, , , , , , , , ,

This year I’m trying a new method of introducing, and keeping students familiar with, our course terms and themes. With over 100 terms/themes combined, I thought all summer long about what was the best way to tackle this undertaking.

And then it hit me: concept maps. According to Inspiration.com, “a concept map is a type of graphic organizer used to help students organize and represent knowledge of a subject. Concept maps begin with a main idea (or concept) and then branch out to show how that main idea can be broken down into specific topics.”

Running with this idea, I printed all of the first semester terms/themes onto card stock and then jumbled the order in which they occur in US history. Next, I asked students to work in groups to attempt to place these terms/themes into chronological order. By attempting to create their own concept web, students gained a first look at what they’ll be learning over the next few months, and I, as their teacher, gained insight as to who was already familiar with certain terms and who was not (formative assessment).Students will continue to work in teams on these concept maps throughout the semester, before and after every unit, in fact. Once terms/themes have been learned, they will flip the card over to the darker side, indicating they recall having learned the word.

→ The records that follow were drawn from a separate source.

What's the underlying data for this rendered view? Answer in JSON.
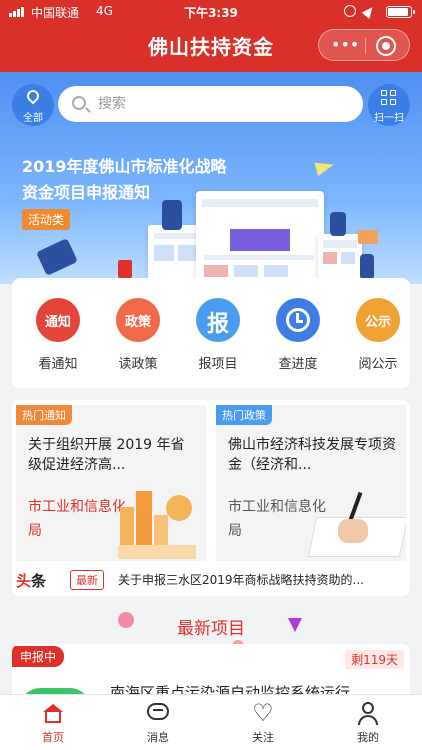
{
  "status_bar": {
    "carrier": "中国联通",
    "network": "4G",
    "time": "下午3:39",
    "battery_level": 0.92
  },
  "header": {
    "title": "佛山扶持资金",
    "menu_icon": "more-dots-icon",
    "close_icon": "target-circle-icon"
  },
  "banner": {
    "location_label": "全部",
    "search_placeholder": "搜索",
    "scan_label": "扫一扫",
    "title": "2019年度佛山市标准化战略资金项目申报通知",
    "tag": "活动类"
  },
  "quick_menu": [
    {
      "icon_text": "通知",
      "label": "看通知",
      "color": "#e5443b"
    },
    {
      "icon_text": "政策",
      "label": "读政策",
      "color": "#ef6a4a"
    },
    {
      "icon_text": "报",
      "label": "报项目",
      "color": "#4a9cf0"
    },
    {
      "icon_text": "",
      "label": "查进度",
      "color": "#3f7de6"
    },
    {
      "icon_text": "公示",
      "label": "阅公示",
      "color": "#f0a234"
    }
  ],
  "hot_cards": [
    {
      "tag": "热门通知",
      "tag_color": "#f0893a",
      "title": "关于组织开展 2019 年省级促进经济高...",
      "subtitle": "市工业和信息化局",
      "subtitle_color": "#e0302a"
    },
    {
      "tag": "热门政策",
      "tag_color": "#4a9cf0",
      "title": "佛山市经济科技发展专项资金（经济和...",
      "subtitle": "市工业和信息化局",
      "subtitle_color": "#555555"
    }
  ],
  "news": {
    "logo_a": "头",
    "logo_b": "条",
    "badge": "最新",
    "text": "关于申报三水区2019年商标战略扶持资助的..."
  },
  "latest": {
    "section_title": "最新项目",
    "project": {
      "status": "申报中",
      "remaining": "剩119天",
      "title": "南海区重点污染源自动监控系统运行"
    }
  },
  "tabbar": [
    {
      "label": "首页",
      "icon": "home-icon",
      "active": true
    },
    {
      "label": "消息",
      "icon": "message-icon",
      "active": false
    },
    {
      "label": "关注",
      "icon": "heart-icon",
      "active": false
    },
    {
      "label": "我的",
      "icon": "user-icon",
      "active": false
    }
  ],
  "colors": {
    "brand": "#d9302a",
    "banner_top": "#4f8ff0",
    "accent_red": "#e0302a"
  }
}
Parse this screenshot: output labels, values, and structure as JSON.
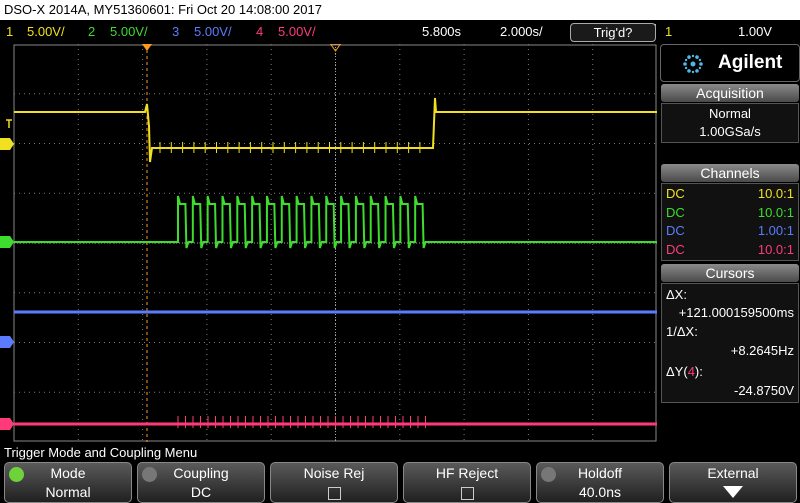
{
  "title": {
    "model": "DSO-X 2014A, MY51360601: Fri Oct 20 14:08:00 2017"
  },
  "status": {
    "channels": [
      {
        "num": "1",
        "scale": "5.00V/",
        "color": "#f0e020"
      },
      {
        "num": "2",
        "scale": "5.00V/",
        "color": "#3ddc2e"
      },
      {
        "num": "3",
        "scale": "5.00V/",
        "color": "#5b7cff"
      },
      {
        "num": "4",
        "scale": "5.00V/",
        "color": "#ff3a7a"
      }
    ],
    "time_delay": "5.800s",
    "time_scale": "2.000s/",
    "trig_state": "Trig'd?",
    "trig_source": "1",
    "trig_level": "1.00V"
  },
  "brand": {
    "name": "Agilent"
  },
  "acquisition": {
    "header": "Acquisition",
    "mode": "Normal",
    "rate": "1.00GSa/s"
  },
  "channels_panel": {
    "header": "Channels",
    "rows": [
      {
        "coupling": "DC",
        "probe": "10.0:1",
        "color": "#f0e020"
      },
      {
        "coupling": "DC",
        "probe": "10.0:1",
        "color": "#3ddc2e"
      },
      {
        "coupling": "DC",
        "probe": "1.00:1",
        "color": "#5b7cff"
      },
      {
        "coupling": "DC",
        "probe": "10.0:1",
        "color": "#ff3a7a"
      }
    ]
  },
  "cursors": {
    "header": "Cursors",
    "dx_label": "ΔX:",
    "dx_value": "+121.000159500ms",
    "inv_label": "1/ΔX:",
    "inv_value": "+8.2645Hz",
    "dy_label": "ΔY(",
    "dy_channel": "4",
    "dy_close": "):",
    "dy_value": "-24.8750V"
  },
  "menu": {
    "title": "Trigger Mode and Coupling Menu",
    "keys": [
      {
        "top": "Mode",
        "bottom": "Normal"
      },
      {
        "top": "Coupling",
        "bottom": "DC"
      },
      {
        "top": "Noise Rej",
        "bottom": ""
      },
      {
        "top": "HF Reject",
        "bottom": ""
      },
      {
        "top": "Holdoff",
        "bottom": "40.0ns"
      },
      {
        "top": "External",
        "bottom": ""
      }
    ]
  },
  "colors": {
    "ch1": "#f0e020",
    "ch2": "#3ddc2e",
    "ch3": "#5b7cff",
    "ch4": "#ff3a7a",
    "trigger_marker": "#ff9a1a",
    "grid": "#7a7a7a"
  },
  "waveform": {
    "ch1_low_start_s": 0.0,
    "ch1_low_end_s": 0.121,
    "ch2_burst_pulses": 17
  }
}
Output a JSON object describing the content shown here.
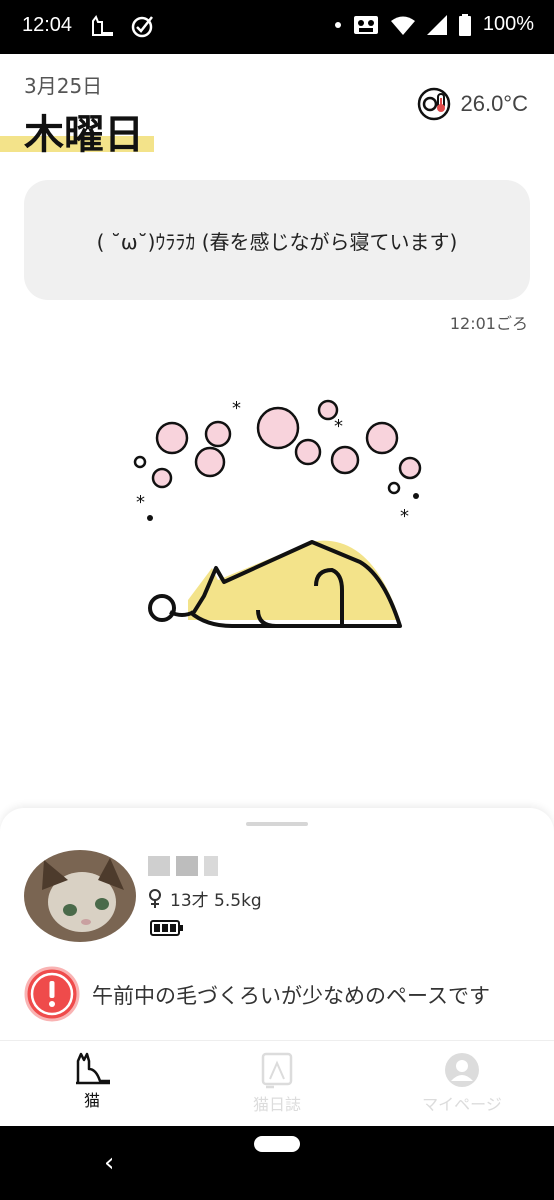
{
  "statusbar": {
    "time": "12:04",
    "battery": "100%",
    "icons": [
      "cat-notification-icon",
      "check-circle-icon",
      "dot-icon",
      "cassette-icon",
      "wifi-icon",
      "signal-icon",
      "battery-icon"
    ]
  },
  "header": {
    "date": "3月25日",
    "weekday": "木曜日",
    "temperature": "26.0°C",
    "accent_color": "#f3e38a"
  },
  "message": {
    "text": "( ˘ω˘)ｳﾗﾗｶ (春を感じながら寝ています)",
    "time": "12:01ごろ"
  },
  "cat": {
    "info": "13才 5.5kg",
    "gender_icon": "female-icon",
    "battery_level": 1.0
  },
  "alert": {
    "text": "午前中の毛づくろいが少なめのペースです",
    "color": "#ef4b4b"
  },
  "tabs": [
    {
      "label": "猫",
      "active": true
    },
    {
      "label": "猫日誌",
      "active": false
    },
    {
      "label": "マイページ",
      "active": false
    }
  ]
}
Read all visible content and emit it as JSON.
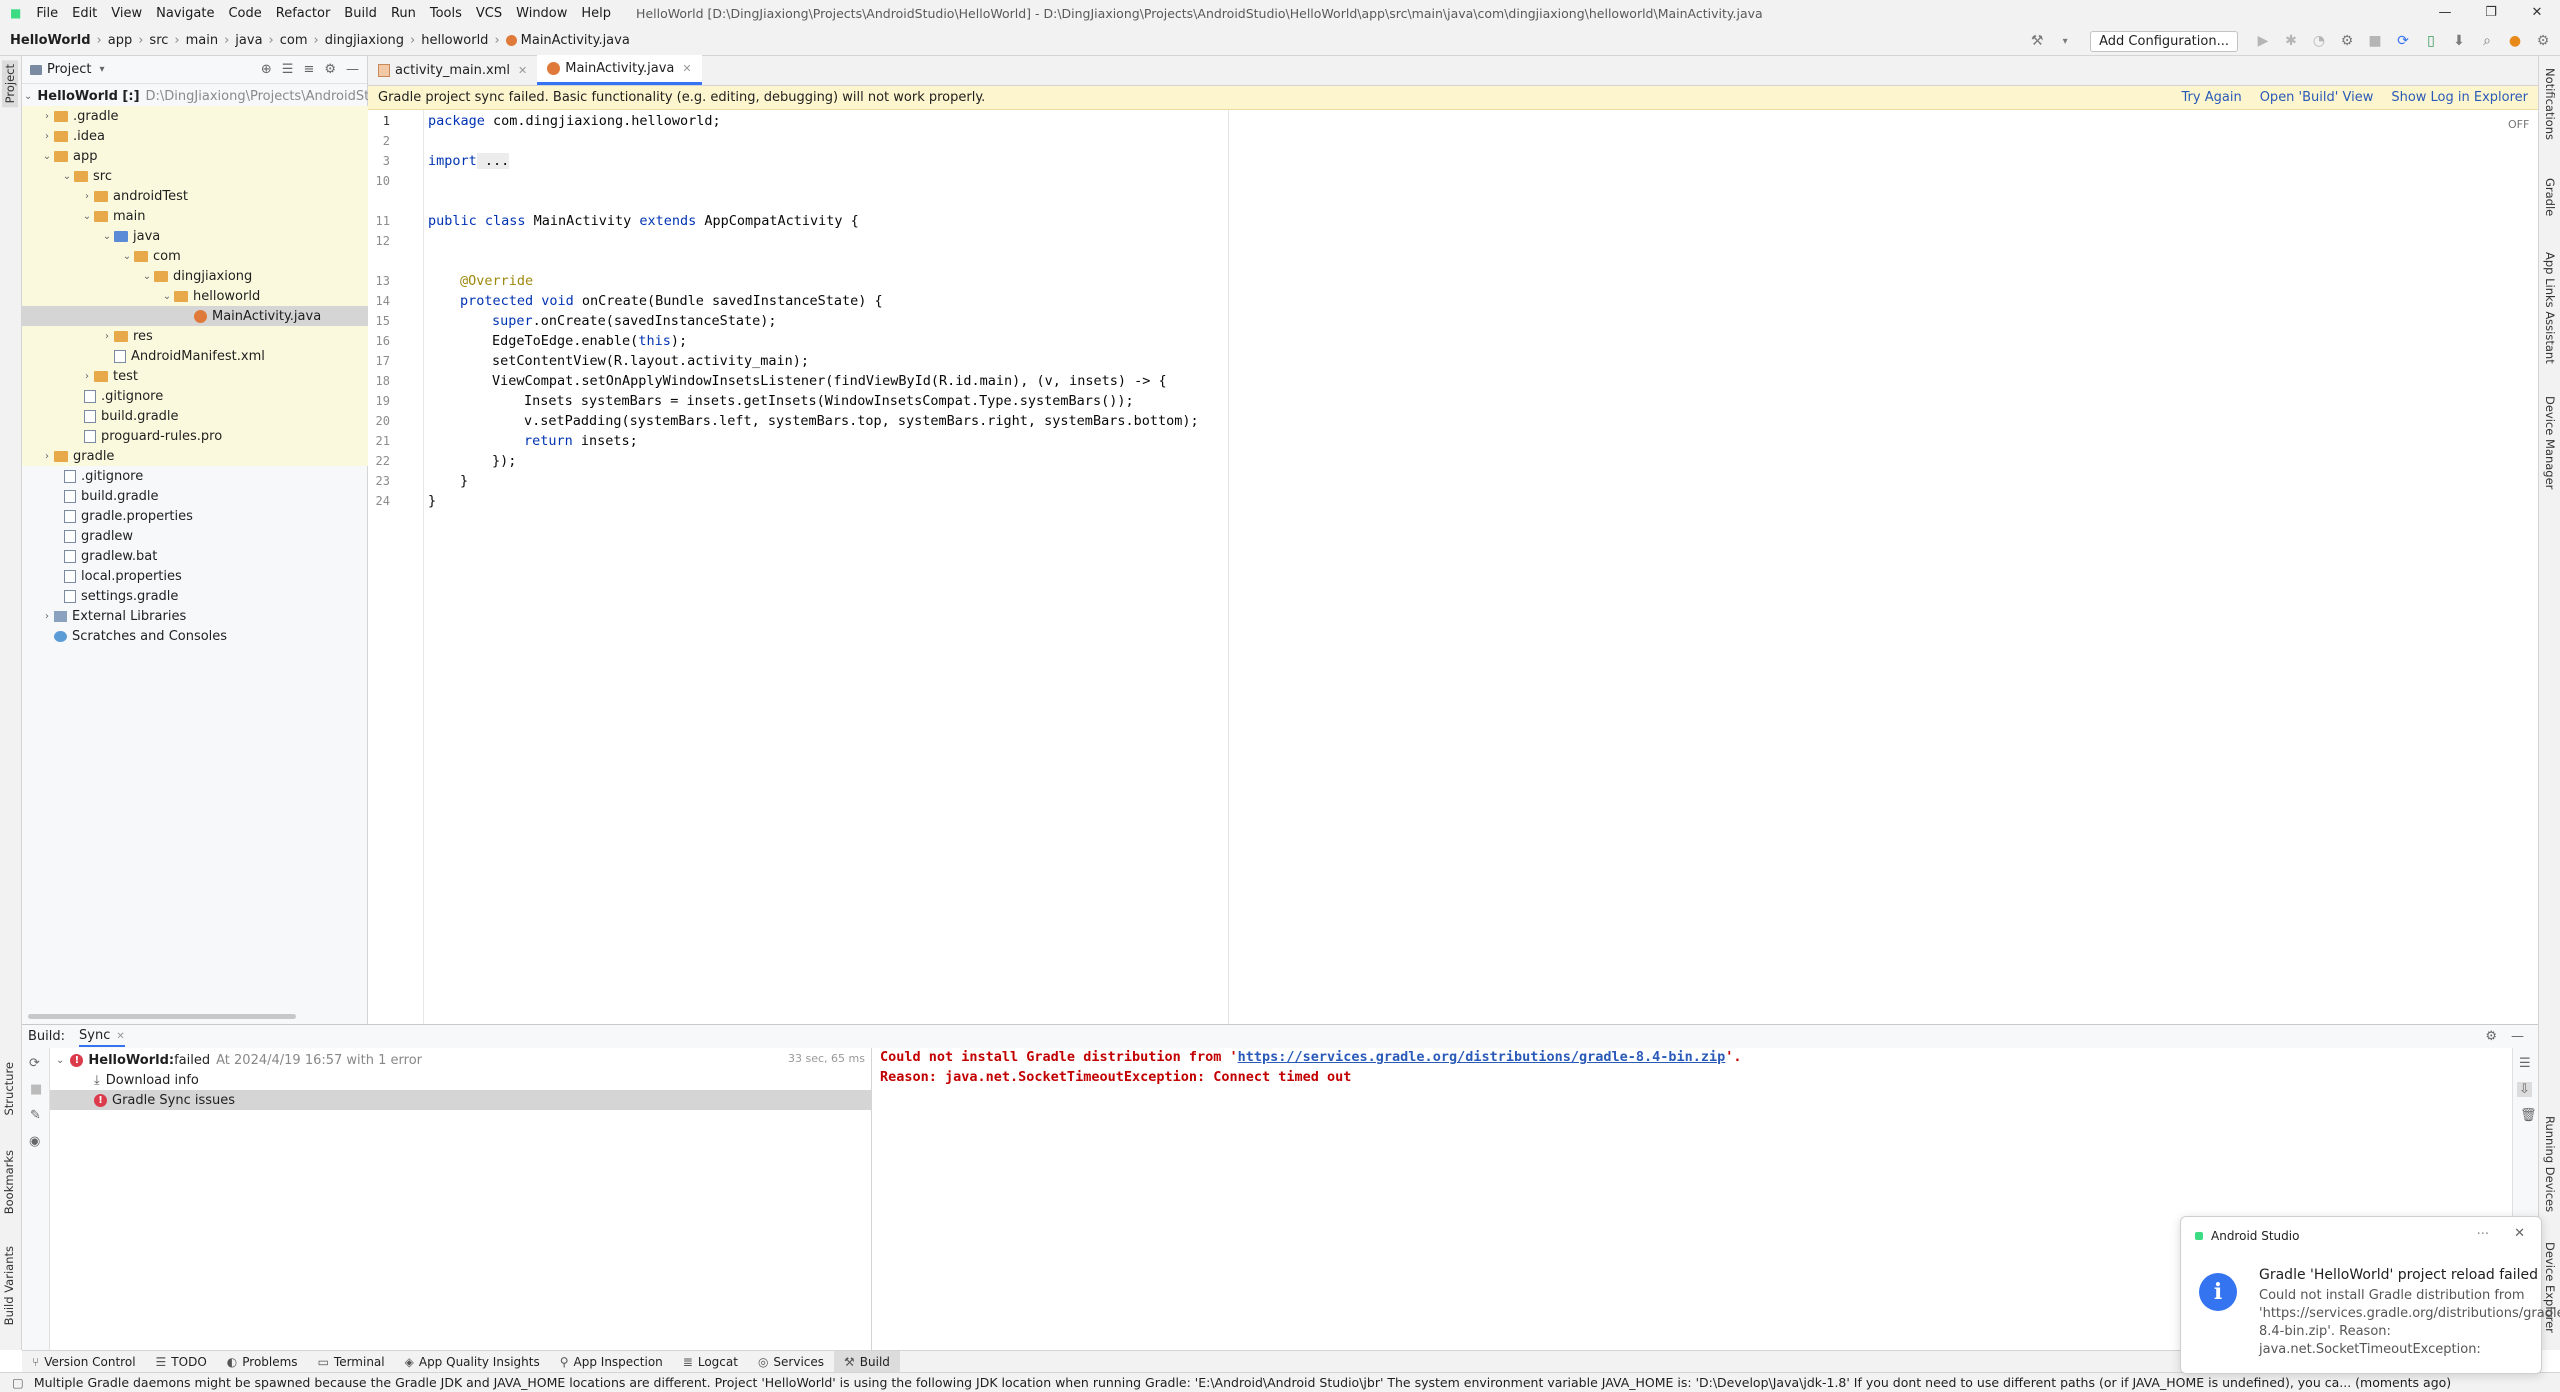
{
  "menu": [
    "File",
    "Edit",
    "View",
    "Navigate",
    "Code",
    "Refactor",
    "Build",
    "Run",
    "Tools",
    "VCS",
    "Window",
    "Help"
  ],
  "window_title": "HelloWorld [D:\\DingJiaxiong\\Projects\\AndroidStudio\\HelloWorld] - D:\\DingJiaxiong\\Projects\\AndroidStudio\\HelloWorld\\app\\src\\main\\java\\com\\dingjiaxiong\\helloworld\\MainActivity.java",
  "breadcrumb": [
    "HelloWorld",
    "app",
    "src",
    "main",
    "java",
    "com",
    "dingjiaxiong",
    "helloworld",
    "MainActivity.java"
  ],
  "toolbar": {
    "add_config": "Add Configuration..."
  },
  "left_strip": [
    "Project",
    "Structure",
    "Bookmarks",
    "Build Variants"
  ],
  "right_strip": [
    "Notifications",
    "Gradle",
    "App Links Assistant",
    "Device Manager",
    "Running Devices",
    "Device Explorer"
  ],
  "project": {
    "header": "Project",
    "items": [
      {
        "label": "HelloWorld [:]",
        "extra": "D:\\DingJiaxiong\\Projects\\AndroidStu",
        "bold": true
      },
      {
        "label": ".gradle"
      },
      {
        "label": ".idea"
      },
      {
        "label": "app"
      },
      {
        "label": "src"
      },
      {
        "label": "androidTest"
      },
      {
        "label": "main"
      },
      {
        "label": "java"
      },
      {
        "label": "com"
      },
      {
        "label": "dingjiaxiong"
      },
      {
        "label": "helloworld"
      },
      {
        "label": "MainActivity.java"
      },
      {
        "label": "res"
      },
      {
        "label": "AndroidManifest.xml"
      },
      {
        "label": "test"
      },
      {
        "label": ".gitignore"
      },
      {
        "label": "build.gradle"
      },
      {
        "label": "proguard-rules.pro"
      },
      {
        "label": "gradle"
      },
      {
        "label": ".gitignore"
      },
      {
        "label": "build.gradle"
      },
      {
        "label": "gradle.properties"
      },
      {
        "label": "gradlew"
      },
      {
        "label": "gradlew.bat"
      },
      {
        "label": "local.properties"
      },
      {
        "label": "settings.gradle"
      },
      {
        "label": "External Libraries"
      },
      {
        "label": "Scratches and Consoles"
      }
    ]
  },
  "editor": {
    "tabs": [
      "activity_main.xml",
      "MainActivity.java"
    ],
    "banner": "Gradle project sync failed. Basic functionality (e.g. editing, debugging) will not work properly.",
    "banner_actions": [
      "Try Again",
      "Open 'Build' View",
      "Show Log in Explorer"
    ],
    "off_label": "OFF",
    "line_numbers": [
      "1",
      "2",
      "3",
      "10",
      "11",
      "12",
      "13",
      "14",
      "15",
      "16",
      "17",
      "18",
      "19",
      "20",
      "21",
      "22",
      "23",
      "24"
    ],
    "lines": [
      [
        "package",
        " com.dingjiaxiong.helloworld;"
      ],
      [
        "",
        ""
      ],
      [
        "import",
        " ..."
      ],
      [
        "",
        ""
      ],
      [
        "public class",
        " MainActivity ",
        "extends",
        " AppCompatActivity {"
      ],
      [
        "",
        ""
      ],
      [
        "@Override",
        ""
      ],
      [
        "protected void",
        " onCreate(Bundle savedInstanceState) {"
      ],
      [
        "super",
        ".onCreate(savedInstanceState);"
      ],
      [
        "",
        "EdgeToEdge.enable(",
        "this",
        ");"
      ],
      [
        "",
        "setContentView(R.layout.activity_main);"
      ],
      [
        "",
        "ViewCompat.setOnApplyWindowInsetsListener(findViewById(R.id.main), (v, insets) -> {"
      ],
      [
        "",
        "Insets systemBars = insets.getInsets(WindowInsetsCompat.Type.systemBars());"
      ],
      [
        "",
        "v.setPadding(systemBars.left, systemBars.top, systemBars.right, systemBars.bottom);"
      ],
      [
        "return",
        " insets;"
      ],
      [
        "",
        "});"
      ],
      [
        "",
        "}"
      ],
      [
        "",
        "}"
      ]
    ]
  },
  "build": {
    "label": "Build:",
    "tab": "Sync",
    "root": {
      "name": "HelloWorld:",
      "status": " failed",
      "detail": "At 2024/4/19 16:57 with 1 error",
      "time": "33 sec, 65 ms"
    },
    "children": [
      "Download info",
      "Gradle Sync issues"
    ],
    "output": [
      {
        "pre": "Could not install Gradle distribution from '",
        "link": "https://services.gradle.org/distributions/gradle-8.4-bin.zip",
        "post": "'."
      },
      {
        "pre": "Reason: java.net.SocketTimeoutException: Connect timed out",
        "link": "",
        "post": ""
      }
    ]
  },
  "bottom_tabs": [
    "Version Control",
    "TODO",
    "Problems",
    "Terminal",
    "App Quality Insights",
    "App Inspection",
    "Logcat",
    "Services",
    "Build"
  ],
  "status": "Multiple Gradle daemons might be spawned because the Gradle JDK and JAVA_HOME locations are different. Project 'HelloWorld' is using the following JDK location when running Gradle: 'E:\\Android\\Android Studio\\jbr' The system environment variable JAVA_HOME is: 'D:\\Develop\\Java\\jdk-1.8' If you dont need to use different paths (or if JAVA_HOME is undefined), you ca... (moments ago)",
  "notification": {
    "source": "Android Studio",
    "title": "Gradle 'HelloWorld' project reload failed",
    "body": "Could not install Gradle distribution from 'https://services.gradle.org/distributions/gradle-8.4-bin.zip'. Reason: java.net.SocketTimeoutException:"
  },
  "colors": {
    "accent": "#3574f0",
    "error": "#db3b4b",
    "banner": "#fdf5cd",
    "highlight": "#fbf9dd"
  }
}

I’m pretty excited to see their growth in mapping out terms/themes as the semester progresses. I’ll keep you updated!